Minnesota legislators have introduced a new bill that would undo the state high school league's controversial transgender athlete policy.
In December the Minnesota State High School League adopted a policy that allows transgender student-athletes to play on the sports teams and use the locker rooms that best align with their gender identity. For example, a female athlete who identifies as a male could play on a boy's team and use the boy's locker room.
The locker room issue in particular incensed a heated debate across the state. A group that opposed the policy even took out a full page advertisement in the Minneapolis Star Tribune to voice its opinion.
As the Fargo Forum reports, State Rep. Tim Miller, R-Prinsburg, introduced the bill which says any restroom, locker room or shower "be designated for the exclusive use by students of the male sex only or by students of the female sex only."
It also specifies rules against males playing on female teams. "Students of the male sex may not try out for or participate on that team," the bill says, referring to female teams.
"I think that [the Minnesota State High School League's] message was not real clear, and confusing, and I think it was an issue that needed to be brought to the Legislature," Miller said.
Under Miller's bill, gender is strictly defined as a "physical condition," which is determined by chromosomes and "is identified at birth by a person's anatomy."
"We think it's a common-sense issue," said Sen. David Brown, R-Becker, who is sponsoring the bill in the state Senate. "The vast majority of Minnesotans who have been polled are in support of not allowing the biological sexes to be mixed in these environments."
Of course others disagree. The group Outfront Minnesota calls it an "attack" on LGBTQ Minnesotans.
"I think the bill really kind of closes its eyes to the real experience of what it means to be transgendered in our schools and how difficult that really is," Sen. Scott Dibble, DFL-Minneapolis, said. "I think it just makes that so much more difficult."

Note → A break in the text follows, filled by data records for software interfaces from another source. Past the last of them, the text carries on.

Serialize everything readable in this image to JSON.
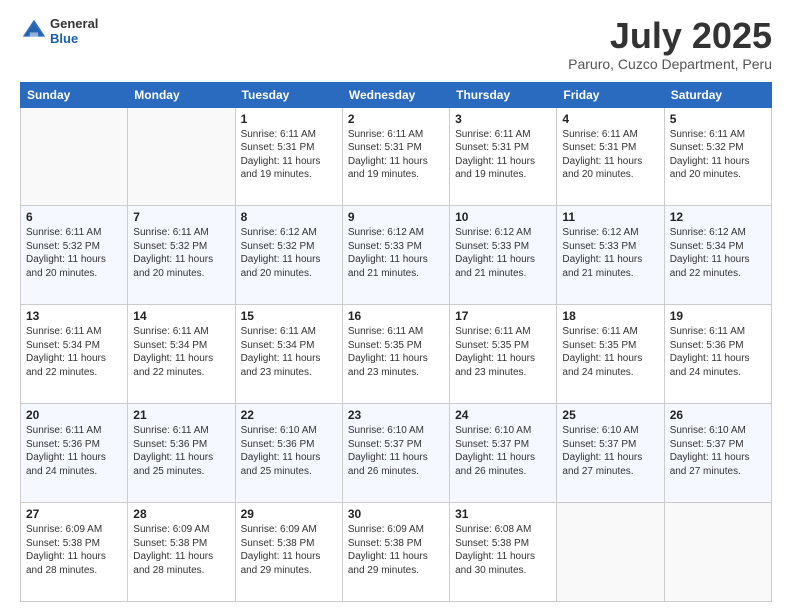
{
  "header": {
    "logo_general": "General",
    "logo_blue": "Blue",
    "title": "July 2025",
    "subtitle": "Paruro, Cuzco Department, Peru"
  },
  "calendar": {
    "days_of_week": [
      "Sunday",
      "Monday",
      "Tuesday",
      "Wednesday",
      "Thursday",
      "Friday",
      "Saturday"
    ],
    "weeks": [
      [
        {
          "day": "",
          "info": ""
        },
        {
          "day": "",
          "info": ""
        },
        {
          "day": "1",
          "info": "Sunrise: 6:11 AM\nSunset: 5:31 PM\nDaylight: 11 hours and 19 minutes."
        },
        {
          "day": "2",
          "info": "Sunrise: 6:11 AM\nSunset: 5:31 PM\nDaylight: 11 hours and 19 minutes."
        },
        {
          "day": "3",
          "info": "Sunrise: 6:11 AM\nSunset: 5:31 PM\nDaylight: 11 hours and 19 minutes."
        },
        {
          "day": "4",
          "info": "Sunrise: 6:11 AM\nSunset: 5:31 PM\nDaylight: 11 hours and 20 minutes."
        },
        {
          "day": "5",
          "info": "Sunrise: 6:11 AM\nSunset: 5:32 PM\nDaylight: 11 hours and 20 minutes."
        }
      ],
      [
        {
          "day": "6",
          "info": "Sunrise: 6:11 AM\nSunset: 5:32 PM\nDaylight: 11 hours and 20 minutes."
        },
        {
          "day": "7",
          "info": "Sunrise: 6:11 AM\nSunset: 5:32 PM\nDaylight: 11 hours and 20 minutes."
        },
        {
          "day": "8",
          "info": "Sunrise: 6:12 AM\nSunset: 5:32 PM\nDaylight: 11 hours and 20 minutes."
        },
        {
          "day": "9",
          "info": "Sunrise: 6:12 AM\nSunset: 5:33 PM\nDaylight: 11 hours and 21 minutes."
        },
        {
          "day": "10",
          "info": "Sunrise: 6:12 AM\nSunset: 5:33 PM\nDaylight: 11 hours and 21 minutes."
        },
        {
          "day": "11",
          "info": "Sunrise: 6:12 AM\nSunset: 5:33 PM\nDaylight: 11 hours and 21 minutes."
        },
        {
          "day": "12",
          "info": "Sunrise: 6:12 AM\nSunset: 5:34 PM\nDaylight: 11 hours and 22 minutes."
        }
      ],
      [
        {
          "day": "13",
          "info": "Sunrise: 6:11 AM\nSunset: 5:34 PM\nDaylight: 11 hours and 22 minutes."
        },
        {
          "day": "14",
          "info": "Sunrise: 6:11 AM\nSunset: 5:34 PM\nDaylight: 11 hours and 22 minutes."
        },
        {
          "day": "15",
          "info": "Sunrise: 6:11 AM\nSunset: 5:34 PM\nDaylight: 11 hours and 23 minutes."
        },
        {
          "day": "16",
          "info": "Sunrise: 6:11 AM\nSunset: 5:35 PM\nDaylight: 11 hours and 23 minutes."
        },
        {
          "day": "17",
          "info": "Sunrise: 6:11 AM\nSunset: 5:35 PM\nDaylight: 11 hours and 23 minutes."
        },
        {
          "day": "18",
          "info": "Sunrise: 6:11 AM\nSunset: 5:35 PM\nDaylight: 11 hours and 24 minutes."
        },
        {
          "day": "19",
          "info": "Sunrise: 6:11 AM\nSunset: 5:36 PM\nDaylight: 11 hours and 24 minutes."
        }
      ],
      [
        {
          "day": "20",
          "info": "Sunrise: 6:11 AM\nSunset: 5:36 PM\nDaylight: 11 hours and 24 minutes."
        },
        {
          "day": "21",
          "info": "Sunrise: 6:11 AM\nSunset: 5:36 PM\nDaylight: 11 hours and 25 minutes."
        },
        {
          "day": "22",
          "info": "Sunrise: 6:10 AM\nSunset: 5:36 PM\nDaylight: 11 hours and 25 minutes."
        },
        {
          "day": "23",
          "info": "Sunrise: 6:10 AM\nSunset: 5:37 PM\nDaylight: 11 hours and 26 minutes."
        },
        {
          "day": "24",
          "info": "Sunrise: 6:10 AM\nSunset: 5:37 PM\nDaylight: 11 hours and 26 minutes."
        },
        {
          "day": "25",
          "info": "Sunrise: 6:10 AM\nSunset: 5:37 PM\nDaylight: 11 hours and 27 minutes."
        },
        {
          "day": "26",
          "info": "Sunrise: 6:10 AM\nSunset: 5:37 PM\nDaylight: 11 hours and 27 minutes."
        }
      ],
      [
        {
          "day": "27",
          "info": "Sunrise: 6:09 AM\nSunset: 5:38 PM\nDaylight: 11 hours and 28 minutes."
        },
        {
          "day": "28",
          "info": "Sunrise: 6:09 AM\nSunset: 5:38 PM\nDaylight: 11 hours and 28 minutes."
        },
        {
          "day": "29",
          "info": "Sunrise: 6:09 AM\nSunset: 5:38 PM\nDaylight: 11 hours and 29 minutes."
        },
        {
          "day": "30",
          "info": "Sunrise: 6:09 AM\nSunset: 5:38 PM\nDaylight: 11 hours and 29 minutes."
        },
        {
          "day": "31",
          "info": "Sunrise: 6:08 AM\nSunset: 5:38 PM\nDaylight: 11 hours and 30 minutes."
        },
        {
          "day": "",
          "info": ""
        },
        {
          "day": "",
          "info": ""
        }
      ]
    ]
  }
}
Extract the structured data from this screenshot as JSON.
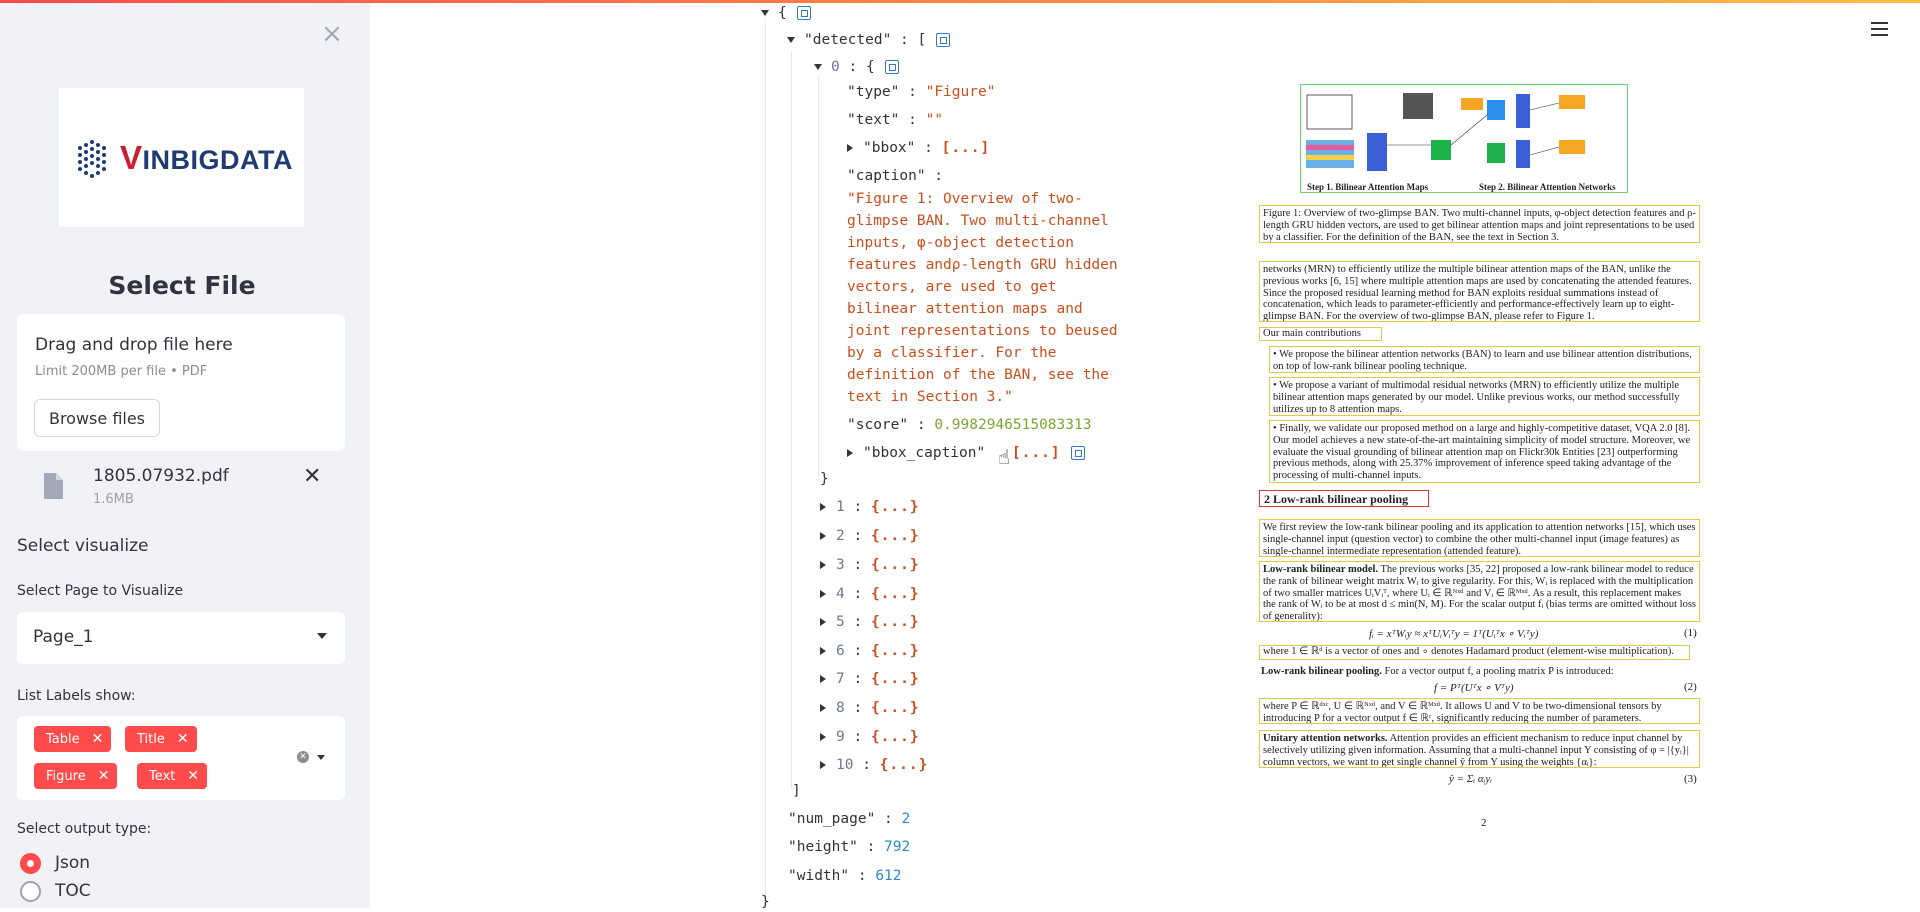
{
  "sidebar": {
    "close_icon": "close-icon",
    "logo_text_v": "V",
    "logo_text_rest": "INBIGDATA",
    "title": "Select File",
    "dropzone": {
      "title": "Drag and drop file here",
      "subtitle": "Limit 200MB per file • PDF",
      "browse_label": "Browse files"
    },
    "file": {
      "name": "1805.07932.pdf",
      "size": "1.6MB"
    },
    "section_title": "Select visualize",
    "page_label": "Select Page to Visualize",
    "page_value": "Page_1",
    "labels_label": "List Labels show:",
    "labels": [
      "Table",
      "Title",
      "Figure",
      "Text"
    ],
    "output_label": "Select output type:",
    "output_options": [
      "Json",
      "TOC"
    ],
    "output_selected": "Json"
  },
  "json_view": {
    "open_brace": "{",
    "detected_key": "\"detected\"",
    "open_bracket": "[",
    "item0_index": "0",
    "type_key": "\"type\"",
    "type_value": "\"Figure\"",
    "text_key": "\"text\"",
    "text_value": "\"\"",
    "bbox_key": "\"bbox\"",
    "collapsed_array": "[...]",
    "caption_key": "\"caption\"",
    "caption_value": "\"Figure 1: Overview of two-\nglimpse BAN. Two multi-channel\ninputs, φ-object detection\nfeatures andρ-length GRU hidden\nvectors, are used to get\nbilinear attention maps and\njoint representations to beused\nby a classifier. For the\ndefinition of the BAN, see the\ntext in Section 3.\"",
    "score_key": "\"score\"",
    "score_value": "0.9982946515083313",
    "bbox_caption_key": "\"bbox_caption\"",
    "close_brace": "}",
    "collapsed_items": [
      "1",
      "2",
      "3",
      "4",
      "5",
      "6",
      "7",
      "8",
      "9",
      "10"
    ],
    "collapsed_object": "{...}",
    "close_bracket": "]",
    "num_page_key": "\"num_page\"",
    "num_page_value": "2",
    "height_key": "\"height\"",
    "height_value": "792",
    "width_key": "\"width\"",
    "width_value": "612"
  },
  "doc_preview": {
    "fig_step1": "Step 1. Bilinear Attention Maps",
    "fig_step2": "Step 2. Bilinear Attention Networks",
    "fig_caption": "Figure 1: Overview of two-glimpse BAN. Two multi-channel inputs, φ-object detection features and ρ-length GRU hidden vectors, are used to get bilinear attention maps and joint representations to be used by a classifier. For the definition of the BAN, see the text in Section 3.",
    "para1": "networks (MRN) to efficiently utilize the multiple bilinear attention maps of the BAN, unlike the previous works [6, 15] where multiple attention maps are used by concatenating the attended features. Since the proposed residual learning method for BAN exploits residual summations instead of concatenation, which leads to parameter-efficiently and performance-effectively learn up to eight-glimpse BAN. For the overview of two-glimpse BAN, please refer to Figure 1.",
    "contrib_title": "Our main contributions are:",
    "bullets": [
      "We propose the bilinear attention networks (BAN) to learn and use bilinear attention distributions, on top of low-rank bilinear pooling technique.",
      "We propose a variant of multimodal residual networks (MRN) to efficiently utilize the multiple bilinear attention maps generated by our model. Unlike previous works, our method successfully utilizes up to 8 attention maps.",
      "Finally, we validate our proposed method on a large and highly-competitive dataset, VQA 2.0 [8]. Our model achieves a new state-of-the-art maintaining simplicity of model structure. Moreover, we evaluate the visual grounding of bilinear attention map on Flickr30k Entities [23] outperforming previous methods, along with 25.37% improvement of inference speed taking advantage of the processing of multi-channel inputs."
    ],
    "section_title": "2   Low-rank bilinear pooling",
    "para2": "We first review the low-rank bilinear pooling and its application to attention networks [15], which uses single-channel input (question vector) to combine the other multi-channel input (image features) as single-channel intermediate representation (attended feature).",
    "para3_head": "Low-rank bilinear model.",
    "para3": " The previous works [35, 22] proposed a low-rank bilinear model to reduce the rank of bilinear weight matrix Wᵢ to give regularity. For this, Wᵢ is replaced with the multiplication of two smaller matrices UᵢVᵢᵀ, where Uᵢ ∈ ℝᴺˣᵈ and Vᵢ ∈ ℝᴹˣᵈ. As a result, this replacement makes the rank of Wᵢ to be at most d ≤ min(N, M). For the scalar output fᵢ (bias terms are omitted without loss of generality):",
    "eq1": "fᵢ = xᵀWᵢy ≈ xᵀUᵢVᵢᵀy = 1ᵀ(Uᵢᵀx ∘ Vᵢᵀy)",
    "eq1_no": "(1)",
    "para4": "where 1 ∈ ℝᵈ is a vector of ones and ∘ denotes Hadamard product (element-wise multiplication).",
    "para5_head": "Low-rank bilinear pooling.",
    "para5": " For a vector output f, a pooling matrix P is introduced:",
    "eq2": "f = Pᵀ(Uᵀx ∘ Vᵀy)",
    "eq2_no": "(2)",
    "para6": "where P ∈ ℝᵈˣᶜ, U ∈ ℝᴺˣᵈ, and V ∈ ℝᴹˣᵈ. It allows U and V to be two-dimensional tensors by introducing P for a vector output f ∈ ℝᶜ, significantly reducing the number of parameters.",
    "para7_head": "Unitary attention networks.",
    "para7": " Attention provides an efficient mechanism to reduce input channel by selectively utilizing given information. Assuming that a multi-channel input Y consisting of φ = |{yᵢ}| column vectors, we want to get single channel ŷ from Y using the weights {αᵢ}:",
    "eq3": "ŷ = Σᵢ αᵢyᵢ",
    "eq3_no": "(3)",
    "page_number": "2"
  },
  "colors": {
    "accent": "#ff4b4b",
    "string": "#c9501e",
    "number": "#2b8dc7",
    "score": "#7da531",
    "figure_box": "#6fd36f",
    "text_box": "#e2c84b",
    "title_box": "#dd3333"
  }
}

It's unclear whether the House or Senate sponsors will get hearings for their bills beofre the first committee deadline on March 20.